It was on this date, June 22, 1922, that fashion designer Bill Blass was born William Ralph Blass in Fort Wayne, Indiana. He studied fashion design at Parsons School of Design, then worked in counter-intelligence during World War Two. After the war, in 1945 Blass returned to New York and signed on with Anne Klein. He worked his way through several design companies until at last he had his own label, Bill Blass Ltd., by 1959.
Blass’s celebrity client list, who wore proudly his “back-to-back B” design theme, read like a Who’s Who in Hollywood and politics. He even authored a Dining in Manhattan Cookbook (1983) and an autobiography, Bare Blass (2002). Blass donated $10 million to the New York Public Library in 1994. He was a seven-time Coty Award winner and, in 1999, the year his sold his label and retired, received from the Fashion Institute of Technology their first lifetime achievement award. Bill Blass died of cancer at age 79, at his home in New Preston, Connecticut, on 12 June 2002. In his will he bequeathed half of his $52 million estate to the Metropolitan Museum of Art.
In a 1999 interview in SF Weekly, a San Francisco alternative newspaper, Blass would not admit to having religious beliefs, but said, “I have a firm belief in such things as, you know, the water, the Earth, the trees and sky. And I’m wondering, it is increasingly difficult to find those elements in nature, because it’s nature I believe in rather than some spiritual thing.”
The interviewer pressed on, asking, “You’re not a religious man?” Blass replied, “No. And I do suppose that science has taken, to a large extent and for a number of people, has taken the place of religion.” Asked to clarify, Blass concluded, “That one can have more belief in scientific cures or scientific miracles than you do in God miracles.
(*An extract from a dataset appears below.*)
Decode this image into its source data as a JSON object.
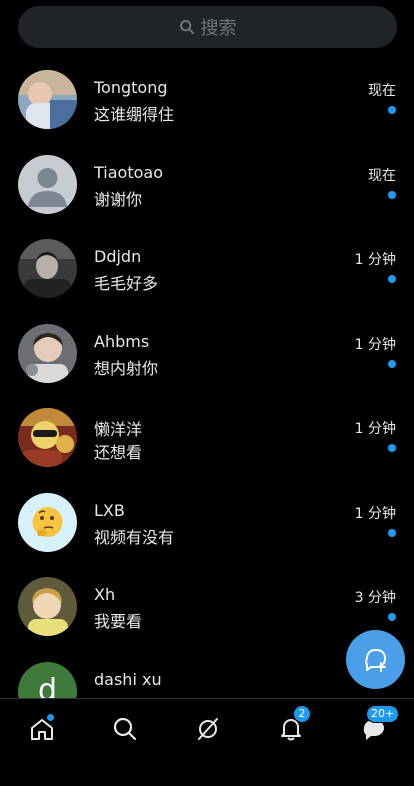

It’s inevitable that we will eventually diffuse into nothingness...” (SF Weekly, 1-8 September 1999).
“Christian religion ... has been and still is the principal enemy of moral progress in the world. ... Religion is based, I think, primarily and mainly upon fear.”